Scan the data and please report how many lines include the word "contributions". Leave out everything but the number.
** Source material follows **
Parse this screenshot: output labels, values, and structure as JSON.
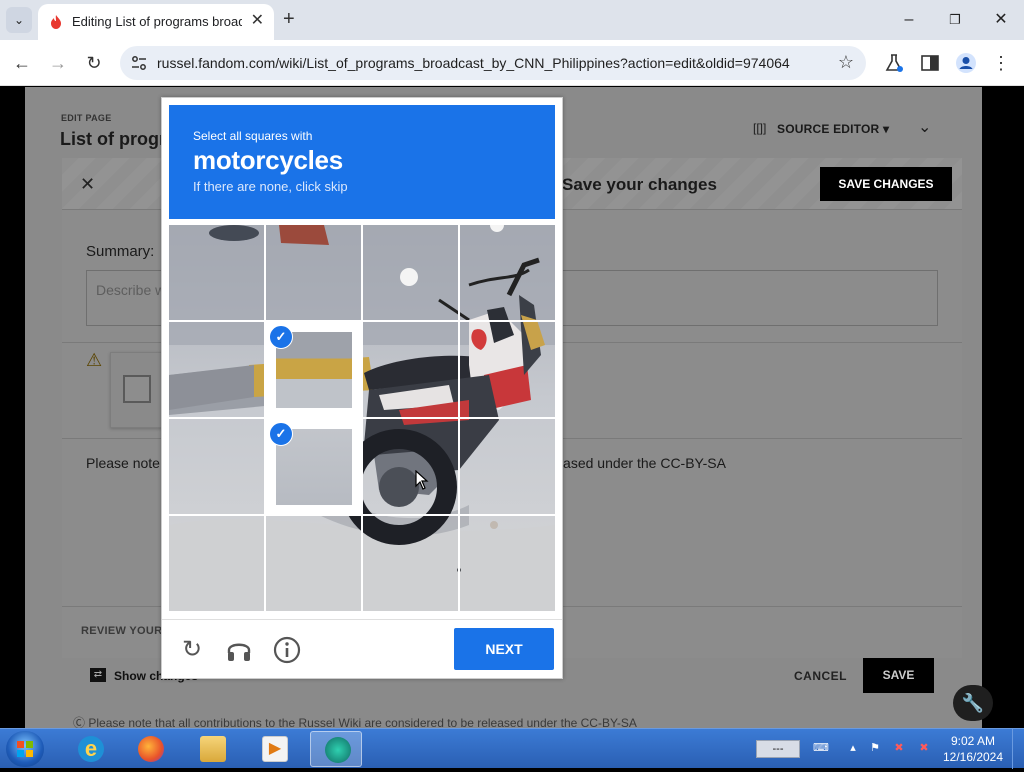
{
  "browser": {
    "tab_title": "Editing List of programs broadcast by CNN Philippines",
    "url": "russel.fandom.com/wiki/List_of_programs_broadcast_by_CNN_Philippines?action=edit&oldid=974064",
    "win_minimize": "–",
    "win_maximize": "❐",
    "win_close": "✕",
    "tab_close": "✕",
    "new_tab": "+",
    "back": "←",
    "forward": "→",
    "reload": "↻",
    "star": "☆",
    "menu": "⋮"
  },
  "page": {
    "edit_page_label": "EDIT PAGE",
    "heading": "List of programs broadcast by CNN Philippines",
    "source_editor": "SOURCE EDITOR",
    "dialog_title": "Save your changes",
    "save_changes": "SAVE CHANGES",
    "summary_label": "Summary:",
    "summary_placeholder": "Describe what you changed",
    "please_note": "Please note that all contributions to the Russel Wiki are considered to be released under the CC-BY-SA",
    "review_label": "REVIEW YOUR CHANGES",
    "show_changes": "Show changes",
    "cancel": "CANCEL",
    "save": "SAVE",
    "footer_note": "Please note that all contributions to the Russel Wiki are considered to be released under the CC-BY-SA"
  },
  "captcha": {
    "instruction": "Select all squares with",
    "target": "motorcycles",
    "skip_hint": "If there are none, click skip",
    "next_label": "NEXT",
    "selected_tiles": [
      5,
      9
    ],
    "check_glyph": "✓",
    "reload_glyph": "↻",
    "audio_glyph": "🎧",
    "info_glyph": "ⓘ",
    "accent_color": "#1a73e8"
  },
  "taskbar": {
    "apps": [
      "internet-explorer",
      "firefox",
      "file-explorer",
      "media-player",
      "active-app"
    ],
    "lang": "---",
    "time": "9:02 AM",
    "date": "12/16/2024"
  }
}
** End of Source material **
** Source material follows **
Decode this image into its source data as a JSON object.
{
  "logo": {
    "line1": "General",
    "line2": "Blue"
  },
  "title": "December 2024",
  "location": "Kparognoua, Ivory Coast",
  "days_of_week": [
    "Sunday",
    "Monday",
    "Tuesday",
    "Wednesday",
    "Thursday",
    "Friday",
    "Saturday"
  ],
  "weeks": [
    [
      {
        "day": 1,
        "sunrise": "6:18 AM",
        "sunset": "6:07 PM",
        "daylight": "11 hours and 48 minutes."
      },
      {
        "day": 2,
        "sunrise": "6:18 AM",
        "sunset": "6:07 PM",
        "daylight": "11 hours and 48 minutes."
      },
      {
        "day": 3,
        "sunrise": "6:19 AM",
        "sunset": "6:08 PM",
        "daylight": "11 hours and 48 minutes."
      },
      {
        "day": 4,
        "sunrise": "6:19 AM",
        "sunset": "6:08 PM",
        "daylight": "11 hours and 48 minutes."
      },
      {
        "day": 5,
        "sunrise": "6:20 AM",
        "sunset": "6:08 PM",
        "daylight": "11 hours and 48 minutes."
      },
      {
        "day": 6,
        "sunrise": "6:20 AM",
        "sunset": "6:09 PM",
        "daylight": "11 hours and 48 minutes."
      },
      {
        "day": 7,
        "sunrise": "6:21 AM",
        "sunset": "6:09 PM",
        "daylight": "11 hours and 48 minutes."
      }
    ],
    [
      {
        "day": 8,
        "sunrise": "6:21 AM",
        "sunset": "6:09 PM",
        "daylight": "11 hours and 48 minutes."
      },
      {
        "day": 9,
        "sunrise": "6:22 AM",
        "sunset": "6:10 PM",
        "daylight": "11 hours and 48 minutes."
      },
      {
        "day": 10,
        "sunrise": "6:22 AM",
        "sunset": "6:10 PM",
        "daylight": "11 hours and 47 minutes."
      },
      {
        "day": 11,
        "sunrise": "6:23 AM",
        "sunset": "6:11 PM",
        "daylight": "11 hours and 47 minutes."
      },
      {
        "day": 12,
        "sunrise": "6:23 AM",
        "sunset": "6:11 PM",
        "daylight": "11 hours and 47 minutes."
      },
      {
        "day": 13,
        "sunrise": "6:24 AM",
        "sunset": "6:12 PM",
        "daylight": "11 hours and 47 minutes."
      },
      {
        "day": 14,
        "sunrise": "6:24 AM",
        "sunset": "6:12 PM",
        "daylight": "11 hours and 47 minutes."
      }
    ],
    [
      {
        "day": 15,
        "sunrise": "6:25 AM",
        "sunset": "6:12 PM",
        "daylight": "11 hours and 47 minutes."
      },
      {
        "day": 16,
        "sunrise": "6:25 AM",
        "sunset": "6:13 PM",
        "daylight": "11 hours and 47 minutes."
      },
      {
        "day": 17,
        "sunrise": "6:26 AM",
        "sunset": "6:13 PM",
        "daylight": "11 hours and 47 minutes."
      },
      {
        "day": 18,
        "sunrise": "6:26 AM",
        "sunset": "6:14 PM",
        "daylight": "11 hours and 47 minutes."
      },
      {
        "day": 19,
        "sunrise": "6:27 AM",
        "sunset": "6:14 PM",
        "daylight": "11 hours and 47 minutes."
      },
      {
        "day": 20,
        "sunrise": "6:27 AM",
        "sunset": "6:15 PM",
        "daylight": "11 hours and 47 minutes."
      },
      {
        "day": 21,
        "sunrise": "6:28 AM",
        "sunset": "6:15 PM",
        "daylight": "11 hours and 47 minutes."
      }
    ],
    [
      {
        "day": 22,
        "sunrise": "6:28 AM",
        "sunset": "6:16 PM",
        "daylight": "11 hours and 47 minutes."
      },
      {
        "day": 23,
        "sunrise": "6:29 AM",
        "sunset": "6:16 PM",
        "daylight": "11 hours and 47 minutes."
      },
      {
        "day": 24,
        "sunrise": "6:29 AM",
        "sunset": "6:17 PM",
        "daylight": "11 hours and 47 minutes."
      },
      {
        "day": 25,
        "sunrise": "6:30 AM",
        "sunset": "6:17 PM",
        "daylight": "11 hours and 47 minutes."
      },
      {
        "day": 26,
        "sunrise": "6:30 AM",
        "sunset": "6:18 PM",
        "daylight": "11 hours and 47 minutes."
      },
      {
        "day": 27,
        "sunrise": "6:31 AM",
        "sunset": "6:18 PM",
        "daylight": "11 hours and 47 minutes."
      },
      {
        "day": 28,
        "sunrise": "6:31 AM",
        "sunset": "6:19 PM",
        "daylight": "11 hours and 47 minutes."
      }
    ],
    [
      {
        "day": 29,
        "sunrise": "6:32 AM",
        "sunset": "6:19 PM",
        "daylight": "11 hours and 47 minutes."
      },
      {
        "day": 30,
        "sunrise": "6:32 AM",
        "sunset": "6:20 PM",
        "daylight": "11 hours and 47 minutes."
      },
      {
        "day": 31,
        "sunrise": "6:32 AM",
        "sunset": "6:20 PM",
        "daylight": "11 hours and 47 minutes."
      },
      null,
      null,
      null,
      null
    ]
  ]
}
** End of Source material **
**Answer area:**
2